If you have recently been touched by a life-changing event, diagnosed with cancer, diabetes, heart disease, job loss, divorce, separation, death of spouse, death of a parent, you know the mind/body connection first hand. The mind/body connection is never more apparent than when we experience a significant emotional event in the form of such traumas. We don't sleep well, we stop eating or we sleep all the time or we eat everything in sight. Such is common knowledge anecdotally and it is demonstrated widely in studies.
Letting the Light In
Thankfully, rather than looking only at effects of stress, some research looks for healing, for remedies, for moving beyond the effects of stress to growth. One of the fruits of such research about healing from the negative effects of stress is the role that written expression can play in alleviating symptoms such as high blood pressure, stressed- induced asthma, rheumatoid arthritis. Expressive Writing heals through a process focusing on feelings related to a trauma, imagining a fresh perspective about that trauma, and creating a meaningful narrative about the trauma. Other ways of writing can promote healing as well. While expressive writing focuses on trauma, Transactional Writing focuses on expressing appreciation, affection, and affirmation.
Other Sources of Light
Transactional Writing often takes the form of letters and notes, sent or unsent. Try writing one or all of these letters and see how you feel.
Gratitude Letter (write for twenty minutes)

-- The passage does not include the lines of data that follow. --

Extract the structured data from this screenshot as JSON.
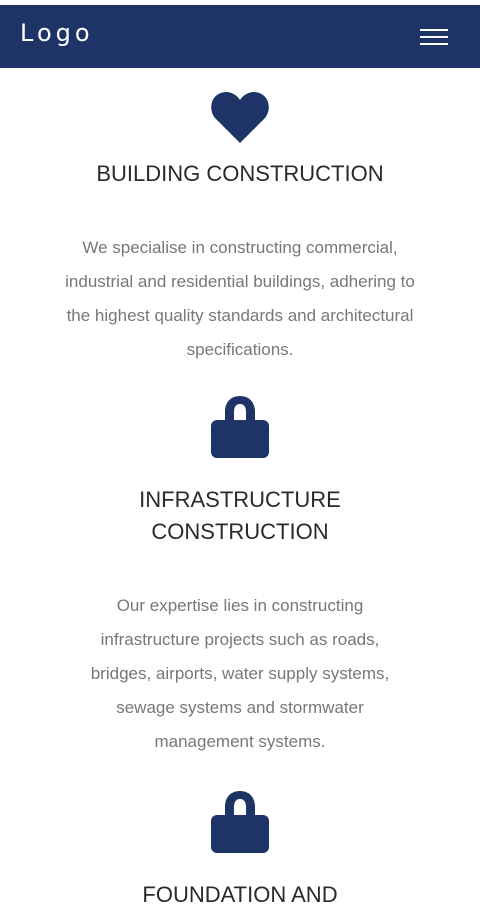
{
  "header": {
    "logo_text": "Logo",
    "menu_icon": "hamburger-menu-icon",
    "background_color": "#1e3466"
  },
  "services": [
    {
      "icon": "heart-icon",
      "title": "BUILDING CONSTRUCTION",
      "description": "We specialise in constructing commercial, industrial and residential buildings, adhering to the highest quality standards and architectural specifications."
    },
    {
      "icon": "lock-icon",
      "title": "INFRASTRUCTURE CONSTRUCTION",
      "description": "Our expertise lies in constructing infrastructure projects such as roads, bridges, airports, water supply systems, sewage systems and stormwater management systems."
    },
    {
      "icon": "lock-icon",
      "title": "FOUNDATION AND"
    }
  ],
  "accent_color": "#1e3466"
}
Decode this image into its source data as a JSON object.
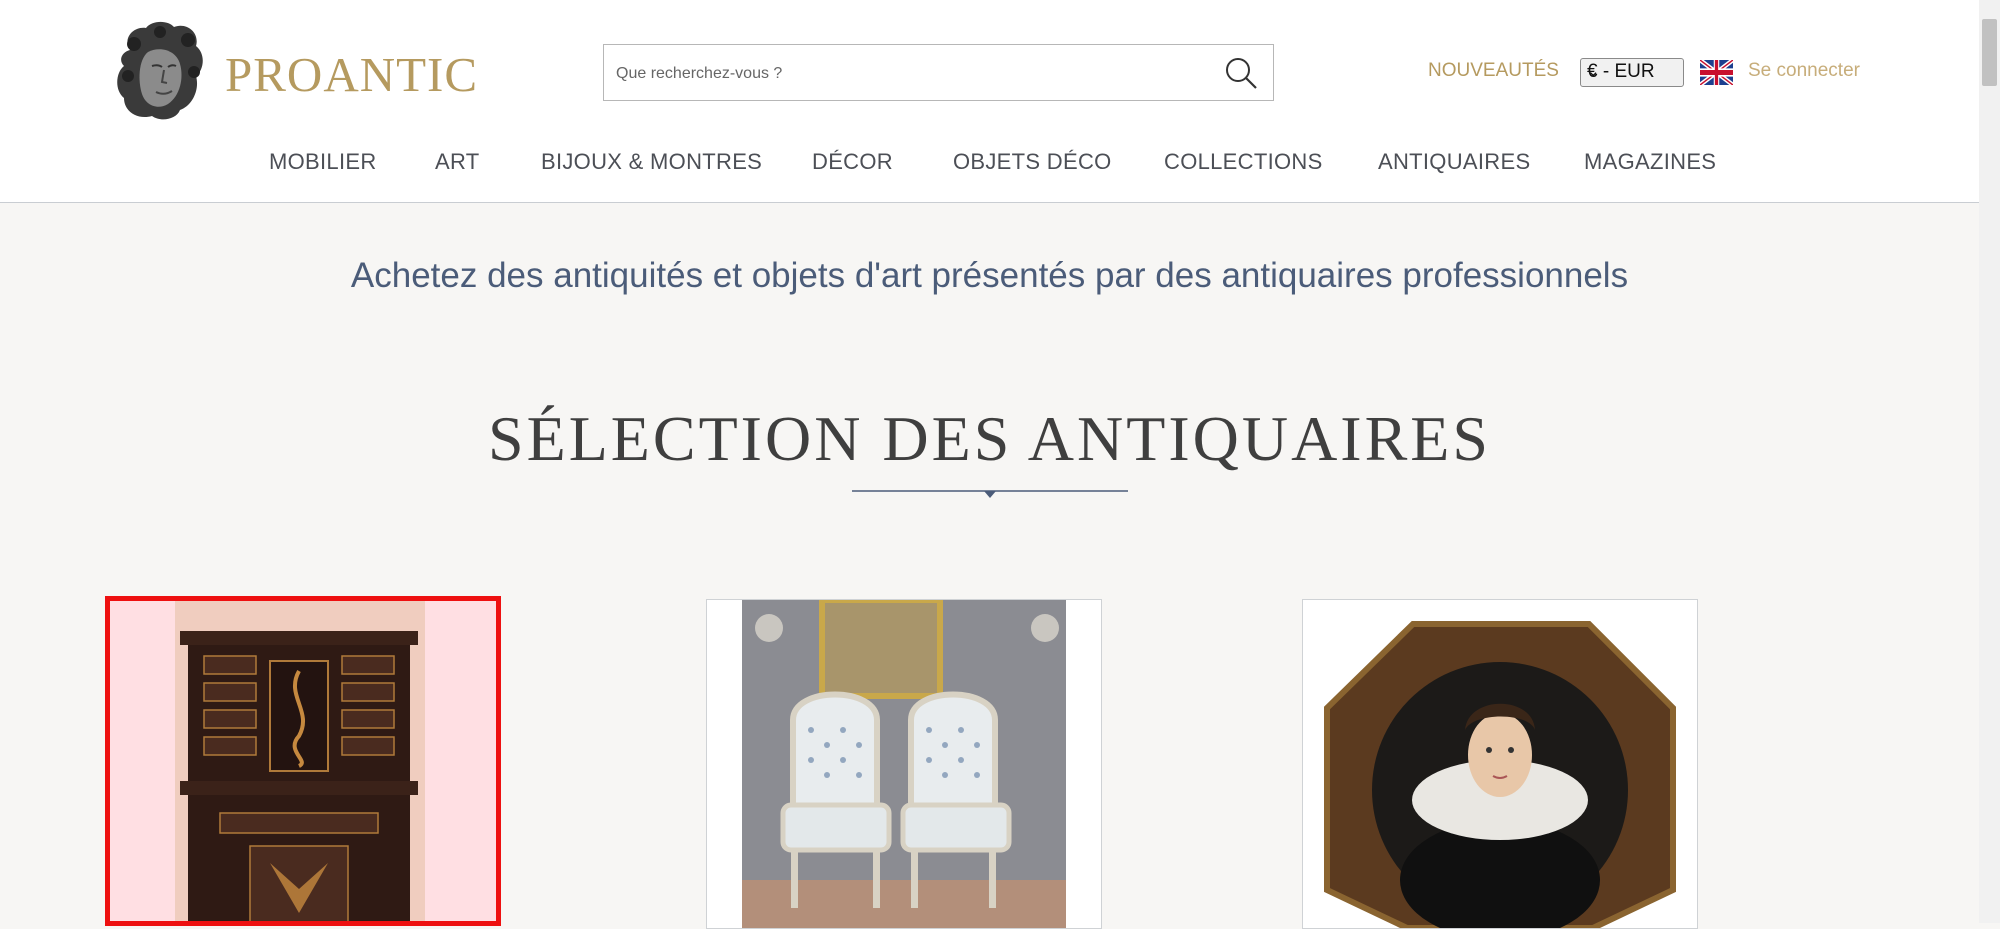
{
  "header": {
    "logo_text": "PROANTIC",
    "search_placeholder": "Que recherchez-vous ?",
    "nouveautes": "NOUVEAUTÉS",
    "currency": "€ - EUR",
    "signin": "Se connecter"
  },
  "nav": [
    "MOBILIER",
    "ART",
    "BIJOUX & MONTRES",
    "DÉCOR",
    "OBJETS DÉCO",
    "COLLECTIONS",
    "ANTIQUAIRES",
    "MAGAZINES"
  ],
  "main": {
    "tagline": "Achetez des antiquités et objets d'art présentés par des antiquaires professionnels",
    "section_title": "SÉLECTION DES ANTIQUAIRES"
  },
  "colors": {
    "gold": "#b59a5f",
    "tagline": "#4b5c79",
    "selection_border": "#ee1010"
  },
  "icons": [
    "logo-head-icon",
    "search-icon",
    "uk-flag-icon",
    "chevron-down-icon"
  ]
}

Write a letter to someone in your life that you would like to thank for something they gave you, or something they taught you, or something they have inspired in you. Get right to the point and don’t apologize for not writing before now. Imagine how the recipient may feel when they read your letter. Describe your relationship with the person you are thanking and the context for this occasion. Describe the gift that you received, the skill you learned, or the inspiration you received from knowing them.

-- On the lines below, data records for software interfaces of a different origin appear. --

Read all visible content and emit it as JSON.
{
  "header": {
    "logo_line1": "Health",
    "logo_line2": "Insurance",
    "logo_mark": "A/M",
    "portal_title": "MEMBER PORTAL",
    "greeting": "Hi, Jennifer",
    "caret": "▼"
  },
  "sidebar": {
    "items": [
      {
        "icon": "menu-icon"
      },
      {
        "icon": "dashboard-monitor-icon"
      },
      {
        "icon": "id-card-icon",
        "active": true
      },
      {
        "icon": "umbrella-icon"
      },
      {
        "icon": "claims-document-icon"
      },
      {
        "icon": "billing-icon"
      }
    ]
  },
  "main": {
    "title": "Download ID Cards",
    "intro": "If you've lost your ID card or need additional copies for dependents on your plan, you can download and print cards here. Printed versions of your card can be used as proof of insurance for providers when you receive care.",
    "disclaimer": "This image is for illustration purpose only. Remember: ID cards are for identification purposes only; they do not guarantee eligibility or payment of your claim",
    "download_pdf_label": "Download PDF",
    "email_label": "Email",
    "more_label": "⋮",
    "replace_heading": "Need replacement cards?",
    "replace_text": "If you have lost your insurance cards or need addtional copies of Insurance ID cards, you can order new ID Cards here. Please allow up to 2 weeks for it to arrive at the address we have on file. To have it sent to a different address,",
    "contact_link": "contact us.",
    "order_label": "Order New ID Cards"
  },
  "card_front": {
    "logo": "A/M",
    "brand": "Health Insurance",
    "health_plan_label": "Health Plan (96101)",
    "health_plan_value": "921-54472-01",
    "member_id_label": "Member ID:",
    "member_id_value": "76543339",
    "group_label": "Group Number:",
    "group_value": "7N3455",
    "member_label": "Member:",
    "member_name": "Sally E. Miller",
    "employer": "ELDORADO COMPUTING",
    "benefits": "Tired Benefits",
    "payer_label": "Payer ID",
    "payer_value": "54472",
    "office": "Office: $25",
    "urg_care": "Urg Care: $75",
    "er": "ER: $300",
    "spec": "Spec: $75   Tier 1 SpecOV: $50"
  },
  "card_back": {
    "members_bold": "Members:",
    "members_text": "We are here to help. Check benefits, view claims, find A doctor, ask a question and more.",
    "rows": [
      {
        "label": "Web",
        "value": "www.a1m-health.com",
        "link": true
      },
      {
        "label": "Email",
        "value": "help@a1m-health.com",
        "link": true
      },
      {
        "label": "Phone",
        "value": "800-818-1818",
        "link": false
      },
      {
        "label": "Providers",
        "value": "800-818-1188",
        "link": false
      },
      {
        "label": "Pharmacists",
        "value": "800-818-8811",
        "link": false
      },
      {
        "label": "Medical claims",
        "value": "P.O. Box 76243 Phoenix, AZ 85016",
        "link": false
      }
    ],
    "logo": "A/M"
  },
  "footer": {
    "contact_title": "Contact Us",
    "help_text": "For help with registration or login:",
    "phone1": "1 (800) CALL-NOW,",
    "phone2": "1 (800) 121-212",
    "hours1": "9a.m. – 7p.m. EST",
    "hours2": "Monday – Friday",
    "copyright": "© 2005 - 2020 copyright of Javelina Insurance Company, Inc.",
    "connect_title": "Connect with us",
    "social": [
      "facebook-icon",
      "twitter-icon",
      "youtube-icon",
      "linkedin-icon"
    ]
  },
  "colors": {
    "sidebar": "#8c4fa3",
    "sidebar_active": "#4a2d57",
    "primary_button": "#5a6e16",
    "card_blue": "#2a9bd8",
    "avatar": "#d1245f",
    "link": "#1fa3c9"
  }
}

* Tell them what their gift meant to you when you received it.
* Tell them how you felt about it then and how you feel about it now.
* Tell them how you have been able to use this gift or the skill or the inspiration you received from them.
* Tell them how your life has been enriched by what you received from them and for their presence in your life.
Blessing Letter (write for twenty minutes)
Write a blessing for someone that promotes their happiness, well-being, and prosperity. Get right to the point and don’t apologize for not writing before now. Imagine how the recipient may feel when they read your letter. Name or describe your relationship with the person you are blessing and the context for this occasion.
In your writing, affirm their gifts and talents. Write at least six words that name their best attributes. Consider the milestones they will encounter in their life and offer your wisdomand support. Give permission for them to love themselves, love others, and to enjoy life when you are no longer with them. Let the receiver know how they have blessed you and what they mean to you.
Joy Letter (write for twenty minutes)
Write an expression of joy about a person. Write for twenty minutes. Describe your relationship with the person you are celebrating and the context for this occasion. In your writing describe a joyous, wonderful, exquisite experience with this person. Recall how you felt, what you thought, what you said, what others said to you, who was with you, and where you were. How you feel about them now? How you wish to feel about them in the future.
Do not worry about sending the letters you write. In fact, it might be smart to not send the letters you write. They are ultimately for your mental health and not the intended recipient’s. If, after finishing your writing and taking a few days off, go back and look at your letters and reconsider if sending the letters would ultimately be beneficial for others and for you.
* Post-traumatic growth courtesy of Irene Hayden